I hope Encinitas voters will say “Yes” to this, despite the cumbersome phrasing, so that we can finally be compliant with state law and avoid future costly lawsuits.
Deputy Mayor Lisa Shaffer brought up two important points near the end of the meeting. She reminded us of the Council’s priority to ensure recycling in commercial businesses, which is both state and local law. Our waste hauler, EDCO, has offered to do the needed outreach and education to the 50 or so Encinitas businesses that don’t recycle at all. I’m grateful that she highlighted this, for it shined light on an area that appears to have been languishing. Also important to me is that every time the city approves an event on our city’s streets or parks, we need to require that recycling containers (provided free by EDCO) and appropriate signage are provided.
The deputy mayor also highlighted that while we continue to collect “in lieu” fees in our affordable housing fund from developers, we need to focus on creating a project to utilize those funds to actually create the housing.
Deputy Mayor Lisa Shaffer is an intellectual heavyweight who will be sorely missed when she retires from public office at the end of her first and only term in elected office. On Wednesday, Lisa and I were both appointed to write the November ballot argument in support of the Housing Element update that I mentioned above. Before 24-hours had elapsed, she had emailed me her first draft. This is Lisa’s approach to her City Council work.
Just six months from retirement, Lisa continues to take every issue very seriously, reading every word in lengthy staff reports and offering important, substantive feedback. While we don’t always see things exactly the same way, the City of Encinitas has been lucky to have her talents for the last four years. Next year, many people, and particularly me, will miss her.
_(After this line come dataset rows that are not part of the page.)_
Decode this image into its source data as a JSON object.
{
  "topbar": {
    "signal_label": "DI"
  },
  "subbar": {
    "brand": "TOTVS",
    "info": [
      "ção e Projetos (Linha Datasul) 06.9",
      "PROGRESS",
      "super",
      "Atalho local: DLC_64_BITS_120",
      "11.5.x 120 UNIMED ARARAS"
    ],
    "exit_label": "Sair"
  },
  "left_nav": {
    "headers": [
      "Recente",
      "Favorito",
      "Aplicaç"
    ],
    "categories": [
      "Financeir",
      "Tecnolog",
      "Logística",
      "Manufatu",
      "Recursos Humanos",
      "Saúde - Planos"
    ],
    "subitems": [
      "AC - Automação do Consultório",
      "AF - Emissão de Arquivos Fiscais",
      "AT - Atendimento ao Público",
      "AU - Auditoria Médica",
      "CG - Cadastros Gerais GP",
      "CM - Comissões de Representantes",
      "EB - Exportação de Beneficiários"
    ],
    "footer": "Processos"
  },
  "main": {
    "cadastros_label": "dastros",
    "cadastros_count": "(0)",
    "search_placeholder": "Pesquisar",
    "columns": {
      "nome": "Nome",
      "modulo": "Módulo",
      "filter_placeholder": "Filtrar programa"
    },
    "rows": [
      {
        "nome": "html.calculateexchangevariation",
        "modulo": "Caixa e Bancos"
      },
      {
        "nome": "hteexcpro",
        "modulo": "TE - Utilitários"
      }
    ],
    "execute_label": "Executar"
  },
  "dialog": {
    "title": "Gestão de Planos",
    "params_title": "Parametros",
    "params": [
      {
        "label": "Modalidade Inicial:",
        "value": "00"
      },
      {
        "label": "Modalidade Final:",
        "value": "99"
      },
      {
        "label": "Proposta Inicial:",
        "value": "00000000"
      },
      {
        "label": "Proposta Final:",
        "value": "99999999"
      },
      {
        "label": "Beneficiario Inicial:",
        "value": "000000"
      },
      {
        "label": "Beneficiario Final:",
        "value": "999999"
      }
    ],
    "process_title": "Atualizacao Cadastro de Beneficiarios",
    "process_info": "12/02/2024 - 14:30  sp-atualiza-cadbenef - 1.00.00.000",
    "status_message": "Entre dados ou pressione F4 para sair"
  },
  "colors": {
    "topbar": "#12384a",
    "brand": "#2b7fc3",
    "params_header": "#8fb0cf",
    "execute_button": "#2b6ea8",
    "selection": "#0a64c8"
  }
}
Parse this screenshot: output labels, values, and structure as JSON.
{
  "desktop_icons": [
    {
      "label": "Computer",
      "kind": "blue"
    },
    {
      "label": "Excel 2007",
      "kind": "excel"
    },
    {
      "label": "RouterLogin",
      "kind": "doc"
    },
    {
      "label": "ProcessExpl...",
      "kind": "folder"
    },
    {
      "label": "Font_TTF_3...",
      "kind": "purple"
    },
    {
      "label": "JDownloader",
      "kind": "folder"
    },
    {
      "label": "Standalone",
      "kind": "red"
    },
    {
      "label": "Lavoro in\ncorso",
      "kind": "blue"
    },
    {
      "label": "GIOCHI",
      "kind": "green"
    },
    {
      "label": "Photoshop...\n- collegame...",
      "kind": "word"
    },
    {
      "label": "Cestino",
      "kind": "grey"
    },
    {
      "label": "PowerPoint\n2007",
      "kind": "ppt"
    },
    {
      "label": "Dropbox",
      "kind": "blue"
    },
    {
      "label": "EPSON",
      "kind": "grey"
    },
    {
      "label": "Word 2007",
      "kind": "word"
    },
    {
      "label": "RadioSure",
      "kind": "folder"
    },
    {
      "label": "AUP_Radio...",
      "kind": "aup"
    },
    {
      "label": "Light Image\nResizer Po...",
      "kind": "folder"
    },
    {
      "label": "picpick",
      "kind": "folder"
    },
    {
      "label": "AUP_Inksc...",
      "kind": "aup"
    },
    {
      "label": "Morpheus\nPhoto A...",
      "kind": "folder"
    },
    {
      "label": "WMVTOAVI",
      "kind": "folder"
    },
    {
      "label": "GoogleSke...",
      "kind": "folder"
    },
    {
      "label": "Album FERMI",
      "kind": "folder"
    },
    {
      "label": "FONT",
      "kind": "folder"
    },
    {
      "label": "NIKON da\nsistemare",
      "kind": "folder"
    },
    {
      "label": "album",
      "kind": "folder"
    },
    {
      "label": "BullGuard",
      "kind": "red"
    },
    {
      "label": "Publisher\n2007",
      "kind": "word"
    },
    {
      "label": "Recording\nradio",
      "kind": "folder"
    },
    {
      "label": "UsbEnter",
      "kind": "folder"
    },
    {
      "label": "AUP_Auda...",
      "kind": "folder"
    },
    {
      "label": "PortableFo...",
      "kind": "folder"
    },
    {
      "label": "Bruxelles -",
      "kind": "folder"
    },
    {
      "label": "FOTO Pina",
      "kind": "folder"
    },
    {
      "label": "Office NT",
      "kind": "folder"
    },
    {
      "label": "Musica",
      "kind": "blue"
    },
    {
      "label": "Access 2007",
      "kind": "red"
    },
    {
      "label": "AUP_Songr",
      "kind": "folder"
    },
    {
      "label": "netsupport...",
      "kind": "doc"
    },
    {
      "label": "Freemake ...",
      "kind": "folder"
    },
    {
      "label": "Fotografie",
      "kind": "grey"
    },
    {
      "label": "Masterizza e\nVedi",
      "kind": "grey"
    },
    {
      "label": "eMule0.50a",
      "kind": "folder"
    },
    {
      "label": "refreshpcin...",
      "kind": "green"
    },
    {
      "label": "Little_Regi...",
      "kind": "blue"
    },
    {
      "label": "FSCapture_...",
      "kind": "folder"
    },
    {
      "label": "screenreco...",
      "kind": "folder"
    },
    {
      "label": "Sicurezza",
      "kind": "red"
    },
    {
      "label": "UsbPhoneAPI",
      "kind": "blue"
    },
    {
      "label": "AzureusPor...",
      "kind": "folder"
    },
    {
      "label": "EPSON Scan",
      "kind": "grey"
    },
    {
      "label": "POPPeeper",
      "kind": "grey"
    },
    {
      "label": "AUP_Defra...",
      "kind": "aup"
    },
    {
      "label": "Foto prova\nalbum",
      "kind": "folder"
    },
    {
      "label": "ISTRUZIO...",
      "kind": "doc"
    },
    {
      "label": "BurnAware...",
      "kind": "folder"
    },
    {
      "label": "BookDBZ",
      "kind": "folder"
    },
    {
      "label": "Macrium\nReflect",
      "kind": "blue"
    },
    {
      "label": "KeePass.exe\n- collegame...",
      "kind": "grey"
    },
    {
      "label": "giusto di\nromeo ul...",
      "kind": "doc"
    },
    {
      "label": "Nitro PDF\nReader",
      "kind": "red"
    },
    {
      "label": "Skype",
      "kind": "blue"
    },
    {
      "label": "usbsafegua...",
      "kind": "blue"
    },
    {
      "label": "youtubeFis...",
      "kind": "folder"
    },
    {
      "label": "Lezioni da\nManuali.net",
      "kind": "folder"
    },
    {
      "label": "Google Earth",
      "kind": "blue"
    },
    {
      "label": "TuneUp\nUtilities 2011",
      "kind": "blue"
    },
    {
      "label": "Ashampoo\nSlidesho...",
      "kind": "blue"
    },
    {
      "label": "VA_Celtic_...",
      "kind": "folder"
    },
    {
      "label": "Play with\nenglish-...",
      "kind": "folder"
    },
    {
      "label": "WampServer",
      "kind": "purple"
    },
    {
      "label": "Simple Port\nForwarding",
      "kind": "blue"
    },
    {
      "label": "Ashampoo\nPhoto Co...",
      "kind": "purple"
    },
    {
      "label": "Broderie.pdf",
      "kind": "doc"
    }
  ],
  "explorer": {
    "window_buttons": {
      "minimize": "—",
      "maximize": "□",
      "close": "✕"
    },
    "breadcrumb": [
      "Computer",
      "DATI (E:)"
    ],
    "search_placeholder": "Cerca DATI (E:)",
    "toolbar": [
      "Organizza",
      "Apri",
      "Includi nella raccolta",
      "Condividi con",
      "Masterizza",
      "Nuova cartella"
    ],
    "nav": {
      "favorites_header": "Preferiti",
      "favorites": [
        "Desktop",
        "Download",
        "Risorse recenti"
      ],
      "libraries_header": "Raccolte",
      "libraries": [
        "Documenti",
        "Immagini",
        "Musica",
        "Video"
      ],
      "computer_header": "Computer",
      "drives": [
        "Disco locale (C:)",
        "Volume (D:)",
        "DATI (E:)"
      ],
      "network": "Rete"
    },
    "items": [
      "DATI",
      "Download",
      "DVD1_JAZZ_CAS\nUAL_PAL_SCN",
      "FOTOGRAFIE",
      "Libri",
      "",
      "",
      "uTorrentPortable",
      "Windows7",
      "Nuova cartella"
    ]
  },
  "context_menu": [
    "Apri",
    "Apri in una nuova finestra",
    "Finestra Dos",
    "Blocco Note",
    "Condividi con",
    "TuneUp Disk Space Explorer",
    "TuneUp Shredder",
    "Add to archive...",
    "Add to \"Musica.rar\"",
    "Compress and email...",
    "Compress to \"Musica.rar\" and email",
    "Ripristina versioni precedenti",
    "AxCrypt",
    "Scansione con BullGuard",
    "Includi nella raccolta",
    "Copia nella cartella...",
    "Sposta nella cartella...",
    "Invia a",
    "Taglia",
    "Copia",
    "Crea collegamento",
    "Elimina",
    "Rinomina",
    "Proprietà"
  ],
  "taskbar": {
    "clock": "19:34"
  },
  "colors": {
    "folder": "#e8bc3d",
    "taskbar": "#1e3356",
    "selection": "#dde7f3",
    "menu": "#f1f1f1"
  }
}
In ongoing commitment to improving our city,
“I’m a greater believer in luck, and I find the harder I work the more I have of it.”
— Thomas Jefferson